In terms of the technical specifications, The Blacklist: The Complete First Season (Blu-ray) is a beautiful set. My only issue is the occasional shaky cam or oddly angled shot. Otherwise, the 1.78:1/1080p transfer shines, holding its levels very well, a tough job at times when so much of the series relies on the shadows. The audio is an expected DTS-HD 5.1 Master Audio track and also, as expected, performs very well…with one exception. The theme song, for the few brief seconds it airs, is unbalanced. It plays obnoxiously loud and is jarring.
The special features are interesting, especially the inclusion of Blu-ray only features. I can’t remember the last time I had that option. To begin, we have a pair of commentary tracks, but as they don’t feature the cast they’re more informative than entertaining. Next up is “Beyond the Blacklist,” an option for every episode which gives a bit of backstory. There are two BTS featurettes which focus on the pilot and the season overall, respectively. “Character Dossiers,” which highlight Red, Liz, Tom, Ressler (Diego Klattenhoff, Homeland), Assistant Director Harold Cooper (Harry Lennix, Man of Steel), CIA Agent Meera Malik (Parminder Nagra, E.R.) and tech support Aram Mojtabai (Amir Arison, Law and Order: Special Victims Unit), are also included and contain corresponding interviews with the actors. Then comes “Rogues’ Gallery,” which delves deeper into the actors behind the people we know are on The Blacklist. Finally, we have Digital Ultraviolet copies of the season, always appreciated.
The Blacklist may as well be retitled “The Raymond Reddington Show.” The Blacklist is a creation devised by Reddington, and he is undoubtedly the driving force behind the entire show.

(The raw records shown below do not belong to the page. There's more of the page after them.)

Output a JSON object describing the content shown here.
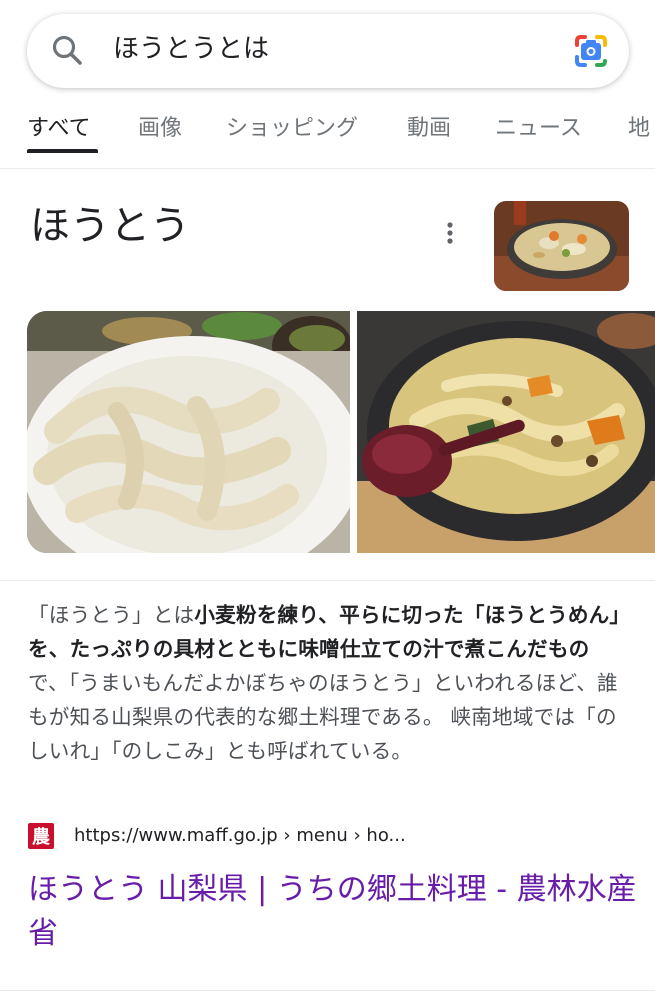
{
  "search": {
    "query": "ほうとうとは"
  },
  "tabs": [
    {
      "label": "すべて",
      "active": true
    },
    {
      "label": "画像"
    },
    {
      "label": "ショッピング"
    },
    {
      "label": "動画"
    },
    {
      "label": "ニュース"
    },
    {
      "label": "地"
    }
  ],
  "knowledge_panel": {
    "title": "ほうとう"
  },
  "snippet": {
    "part1": "「ほうとう」とは",
    "bold1": "小麦粉を練り、平らに切った「ほうとうめん」を、たっぷりの具材とともに味噌仕立ての汁で煮こんだもの",
    "part2": "で、「うまいもんだよかぼちゃのほうとう」といわれるほど、誰もが知る山梨県の代表的な郷土料理である。 峡南地域では「のしいれ」「のしこみ」とも呼ばれている。"
  },
  "source": {
    "favicon_text": "農",
    "url": "https://www.maff.go.jp › menu › ho..."
  },
  "result": {
    "title": "ほうとう 山梨県 | うちの郷土料理 - 農林水産省"
  },
  "colors": {
    "visited_link": "#681da8",
    "favicon_red": "#c8102e"
  }
}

He is the puppetmaster to the pawns. For me, he’s worth watching the show for and his performance negates most of the quibbles I have about other aspects.